Tragic photos capturing the horrific realities of many of the world’s refugee populations have been making the rounds recently. And while I choose my words carefully here—refugees are not the same as migrants—it all relates back to the way we treat those seeking out better opportunities for themselves and their loved ones.
The reasons behind the boom in prison populations over the last decade are myriad, chief among them mandatory sentencing laws. But the one that isn’t as widely discussed, but which bares serious discussion is related to America’s migrant population, and the fact that an inexplicably disproportionate number of illegal immigrants are housed in our prisons for no crime other than having crossed the border without documentation.
“Kate’s Law,” introduced in July, was designed to act as a mandatory sentencing mechanism for anyone who crosses the border after previously having been deported (because we know illegal immigrants are the only ones committing crimes, apparently). But this would attach minimums to people for whom their only crime was crossing the border without documentation. Minimums that are set to increase the prison population by over 50,000. The question to ask here is, who benefits from these practices? Certainly not the victims of violent crimes (a small percentage of which were actually victimized by undocumented immigrants), certainly not the economy (remembering that immigrants continue to do much of the work that Americans would rather not), and certainly not society at large.
While I’m sure that there are individuals out there who ardently believe that this is a solution social ills, by and large I am far more certain that there are other motives at play in this situation. And those motives have little to do with concerns over public safety, and much more to do with political expediency and profit.
Immigrants have become a cash cow for private prison companies, but at an extremely high social cost. According to reports, roughly half of them are held in private prisons, a dramatic increase from a few years ago. Additionally, there appears to be a correlation between those cities and states that have prison prisons, and an increased rate of detainment of undocumented immigrants.
And suggesting that private prisons are acting in their own interests by detaining immigrants isn’t conjecture, they admit it themselves “immigrant detention ‘has been an important part of our business since our inception.’” Every single one of us should be profoundly disturbed that the detention of marginalized and desperate populations is not only an acceptable business model, but one that we’re actively pushing in our prison system. No one benefits from these practices—not the government (except for those localities who are paid a fee by private prisons), not immigrants, not society—except for these companies. When a company praises that police have moved from a “catch and release” method to one of detainment, and we condone their exploitation of that, there is something seriously wrong with us as a society.
This issue is set to play a role in the next election rounds as well, as Republican Senator and Presidential candidate Marco Rubio has exceedingly close ties with GEO Group, one of the key players in the prison-industrial complex. And while CCA—the other big player—claims not to directly support any politicians or lobby, they have actively supported politicians and legislation designed to increase incarcerations, including mandatory minimum sentences.

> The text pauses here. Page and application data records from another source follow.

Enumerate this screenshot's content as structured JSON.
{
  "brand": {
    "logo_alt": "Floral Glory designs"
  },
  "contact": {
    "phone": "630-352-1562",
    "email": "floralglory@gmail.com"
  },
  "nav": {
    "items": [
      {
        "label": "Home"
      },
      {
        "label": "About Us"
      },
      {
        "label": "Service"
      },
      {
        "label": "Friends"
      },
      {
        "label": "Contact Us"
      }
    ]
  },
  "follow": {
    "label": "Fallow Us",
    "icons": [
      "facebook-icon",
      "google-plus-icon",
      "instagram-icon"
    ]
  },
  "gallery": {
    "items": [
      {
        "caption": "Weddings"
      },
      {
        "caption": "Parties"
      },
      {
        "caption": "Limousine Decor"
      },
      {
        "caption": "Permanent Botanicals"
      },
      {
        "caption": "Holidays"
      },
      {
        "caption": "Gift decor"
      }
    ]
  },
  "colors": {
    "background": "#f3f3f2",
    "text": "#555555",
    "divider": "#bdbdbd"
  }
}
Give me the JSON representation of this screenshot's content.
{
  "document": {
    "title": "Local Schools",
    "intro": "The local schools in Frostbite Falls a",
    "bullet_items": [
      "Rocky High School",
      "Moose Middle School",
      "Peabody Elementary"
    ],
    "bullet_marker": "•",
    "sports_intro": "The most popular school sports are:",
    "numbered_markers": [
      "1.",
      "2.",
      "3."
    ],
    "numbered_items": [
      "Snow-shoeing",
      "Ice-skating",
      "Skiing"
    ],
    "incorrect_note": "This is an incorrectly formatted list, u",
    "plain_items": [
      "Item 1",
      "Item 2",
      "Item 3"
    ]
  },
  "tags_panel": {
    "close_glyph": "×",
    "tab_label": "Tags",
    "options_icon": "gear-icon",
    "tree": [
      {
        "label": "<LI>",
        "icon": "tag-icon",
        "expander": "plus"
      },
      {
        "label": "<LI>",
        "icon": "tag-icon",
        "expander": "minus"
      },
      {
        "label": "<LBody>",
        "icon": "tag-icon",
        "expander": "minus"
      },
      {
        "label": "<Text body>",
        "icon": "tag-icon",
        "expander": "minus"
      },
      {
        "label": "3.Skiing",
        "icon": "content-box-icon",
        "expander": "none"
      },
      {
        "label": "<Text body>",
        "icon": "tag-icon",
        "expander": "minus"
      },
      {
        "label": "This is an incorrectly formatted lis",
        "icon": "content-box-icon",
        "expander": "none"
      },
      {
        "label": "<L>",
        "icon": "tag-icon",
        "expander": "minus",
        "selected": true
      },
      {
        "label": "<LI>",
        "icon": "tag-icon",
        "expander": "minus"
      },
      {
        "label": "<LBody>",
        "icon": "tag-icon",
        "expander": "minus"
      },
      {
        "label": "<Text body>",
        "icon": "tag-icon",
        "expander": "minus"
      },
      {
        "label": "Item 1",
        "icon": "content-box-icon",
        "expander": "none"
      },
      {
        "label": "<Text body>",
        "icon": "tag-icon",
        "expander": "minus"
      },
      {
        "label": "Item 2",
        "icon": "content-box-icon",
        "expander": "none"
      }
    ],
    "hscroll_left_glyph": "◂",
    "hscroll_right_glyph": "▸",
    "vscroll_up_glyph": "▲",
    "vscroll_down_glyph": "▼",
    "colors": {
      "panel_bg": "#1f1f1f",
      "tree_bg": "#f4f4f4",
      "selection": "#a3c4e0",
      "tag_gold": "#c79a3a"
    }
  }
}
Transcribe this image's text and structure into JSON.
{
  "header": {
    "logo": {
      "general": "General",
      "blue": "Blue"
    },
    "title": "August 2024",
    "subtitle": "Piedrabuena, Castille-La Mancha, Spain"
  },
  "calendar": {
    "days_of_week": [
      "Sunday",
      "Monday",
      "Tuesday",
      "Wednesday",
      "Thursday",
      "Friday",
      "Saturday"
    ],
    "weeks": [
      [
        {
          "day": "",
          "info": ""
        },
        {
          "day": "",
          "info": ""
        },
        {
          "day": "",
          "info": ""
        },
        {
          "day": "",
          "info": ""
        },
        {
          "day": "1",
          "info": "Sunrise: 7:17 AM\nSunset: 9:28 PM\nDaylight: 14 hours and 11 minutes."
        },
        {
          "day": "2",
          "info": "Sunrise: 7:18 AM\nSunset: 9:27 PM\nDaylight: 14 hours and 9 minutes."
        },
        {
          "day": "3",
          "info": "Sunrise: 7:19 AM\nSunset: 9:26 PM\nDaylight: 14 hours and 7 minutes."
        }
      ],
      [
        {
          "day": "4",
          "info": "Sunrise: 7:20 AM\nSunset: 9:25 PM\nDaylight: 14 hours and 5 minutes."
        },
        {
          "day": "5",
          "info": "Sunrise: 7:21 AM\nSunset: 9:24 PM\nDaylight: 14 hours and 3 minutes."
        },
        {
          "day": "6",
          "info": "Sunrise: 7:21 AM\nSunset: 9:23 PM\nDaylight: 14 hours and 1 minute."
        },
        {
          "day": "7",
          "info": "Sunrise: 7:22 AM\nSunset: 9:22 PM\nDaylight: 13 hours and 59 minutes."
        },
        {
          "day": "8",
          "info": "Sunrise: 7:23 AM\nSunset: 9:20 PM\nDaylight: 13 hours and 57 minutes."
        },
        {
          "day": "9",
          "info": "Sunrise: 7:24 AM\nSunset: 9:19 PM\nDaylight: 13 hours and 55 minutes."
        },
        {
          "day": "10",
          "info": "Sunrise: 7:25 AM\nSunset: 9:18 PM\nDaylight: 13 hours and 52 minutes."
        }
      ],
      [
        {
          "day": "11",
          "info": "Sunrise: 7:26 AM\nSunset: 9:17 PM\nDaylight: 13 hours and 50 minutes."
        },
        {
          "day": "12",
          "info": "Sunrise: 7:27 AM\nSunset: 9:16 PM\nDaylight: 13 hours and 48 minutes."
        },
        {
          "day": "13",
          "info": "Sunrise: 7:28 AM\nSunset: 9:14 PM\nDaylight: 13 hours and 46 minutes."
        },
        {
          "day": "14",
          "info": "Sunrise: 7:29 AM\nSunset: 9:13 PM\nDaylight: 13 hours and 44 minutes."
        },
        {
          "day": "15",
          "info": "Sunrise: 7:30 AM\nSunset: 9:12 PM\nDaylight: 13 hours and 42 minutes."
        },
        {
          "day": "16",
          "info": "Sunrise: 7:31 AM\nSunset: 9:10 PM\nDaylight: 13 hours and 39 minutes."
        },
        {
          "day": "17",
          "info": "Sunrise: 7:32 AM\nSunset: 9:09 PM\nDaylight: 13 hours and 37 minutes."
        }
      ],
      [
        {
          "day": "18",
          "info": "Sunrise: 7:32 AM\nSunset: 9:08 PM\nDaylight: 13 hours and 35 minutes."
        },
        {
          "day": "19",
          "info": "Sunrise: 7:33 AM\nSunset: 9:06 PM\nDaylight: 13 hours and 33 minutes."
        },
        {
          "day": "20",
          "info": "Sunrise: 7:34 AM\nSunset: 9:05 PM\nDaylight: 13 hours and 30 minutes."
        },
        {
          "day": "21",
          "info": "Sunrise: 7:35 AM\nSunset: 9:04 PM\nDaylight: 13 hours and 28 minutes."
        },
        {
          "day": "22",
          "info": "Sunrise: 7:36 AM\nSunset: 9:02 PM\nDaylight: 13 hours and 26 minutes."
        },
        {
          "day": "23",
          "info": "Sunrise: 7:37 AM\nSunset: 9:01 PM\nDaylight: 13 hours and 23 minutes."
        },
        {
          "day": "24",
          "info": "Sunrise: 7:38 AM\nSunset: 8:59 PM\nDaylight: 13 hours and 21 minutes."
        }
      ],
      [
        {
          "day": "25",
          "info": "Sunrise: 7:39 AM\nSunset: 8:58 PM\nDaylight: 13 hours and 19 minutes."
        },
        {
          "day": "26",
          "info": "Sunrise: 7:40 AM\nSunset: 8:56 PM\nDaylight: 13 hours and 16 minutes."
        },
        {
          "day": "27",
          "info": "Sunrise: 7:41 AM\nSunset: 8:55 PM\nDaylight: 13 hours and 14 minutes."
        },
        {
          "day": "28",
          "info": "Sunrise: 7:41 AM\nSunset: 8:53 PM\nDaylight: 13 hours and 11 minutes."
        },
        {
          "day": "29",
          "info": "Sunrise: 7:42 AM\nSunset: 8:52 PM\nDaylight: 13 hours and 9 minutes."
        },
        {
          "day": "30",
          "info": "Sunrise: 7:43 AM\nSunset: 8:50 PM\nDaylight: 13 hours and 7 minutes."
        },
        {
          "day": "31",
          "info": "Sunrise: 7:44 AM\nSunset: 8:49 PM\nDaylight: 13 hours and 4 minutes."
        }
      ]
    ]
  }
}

There’s little wonder that Rubio remains one of the few stalwarts advocating stricter criminal sentencing, when his PACs so clearly benefit from the private prisons who benefit from such policies.
Confounding the ethical dimension of the issue, is the fact US Immigration and Customs Enforcement has actually put in place a quota on how many immigrants should be taking up “detention beds” at any given time. Thus, governments are actively encouraging law enforcement agencies to arrest and detain immigrant. Individuals posing no flight risk (indeed, they’ve come to the US precisely because they don’t want to flee!), who could be safely housed with family until the completion of their hearings, are to be detained in these facilities instead. The more individuals detained, the more money going into the pockets of the GEO and CCAs of the world. And in fact, because these quotas exist, for those facilities that are privately run it winds up costing the public billions. Imagine the outcry if it was revealed that the government set detainment quotas for any other type of crime? And yet for those who’ve committed the crime of wanting a better life, and working hard to achieve it, we utter not a peep…
When people come to the United States, they do not—as the likes of Trump would have you believe—bring their criminals and rapists. Rather, they come seeking safety and opportunity. They come seeking exactly the same thing our ancestors did. America’s response to undocumented immigrants has been to silence their voices, stowing them away from the world to add to the coffers of a handful of private companies. As the campaigns continue, as a society let’s help their voices to be heard and tell the world that our response to the huddled masses is not to imprison them and throw away the key. So the next time you go to share one of those images on Facebook, do not forget that right now, our response to parents of those tragically drowned children is to have them fill our “detention bed quotas.”
Published Sep 10, 2015 by Christopher Zoukis, JD, MBA | Last Updated by Christopher Zoukis, JD, MBA on Oct 24, 2021 at 9:46 am